*Exercise goal*
Whenever a line in the entries below contains "Criar", copy that line.

*Entries from a dataset of interfaces*
# # # # #

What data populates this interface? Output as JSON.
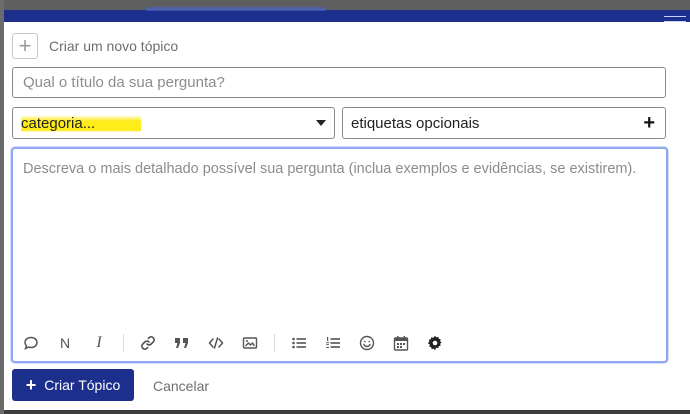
{
  "composer": {
    "header_title": "Criar um novo tópico",
    "title_placeholder": "Qual o título da sua pergunta?",
    "category_value": "categoria...",
    "tags_placeholder": "etiquetas opcionais",
    "editor_placeholder": "Descreva o mais detalhado possível sua pergunta (inclua exemplos e evidências, se existirem).",
    "toolbar": {
      "bold_label": "N",
      "italic_label": "I",
      "icons": [
        "quote-icon",
        "bold-icon",
        "italic-icon",
        "link-icon",
        "blockquote-icon",
        "code-icon",
        "image-icon",
        "bullet-list-icon",
        "numbered-list-icon",
        "emoji-icon",
        "calendar-icon",
        "gear-icon"
      ]
    },
    "create_button_label": "Criar Tópico",
    "cancel_label": "Cancelar"
  },
  "colors": {
    "primary": "#1c2f8c",
    "highlight": "#ffec1a",
    "editor_border": "#8fa6f0"
  }
}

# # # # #

*The answer*
    "header_title": "Criar um novo tópico",
    "create_button_label": "Criar Tópico",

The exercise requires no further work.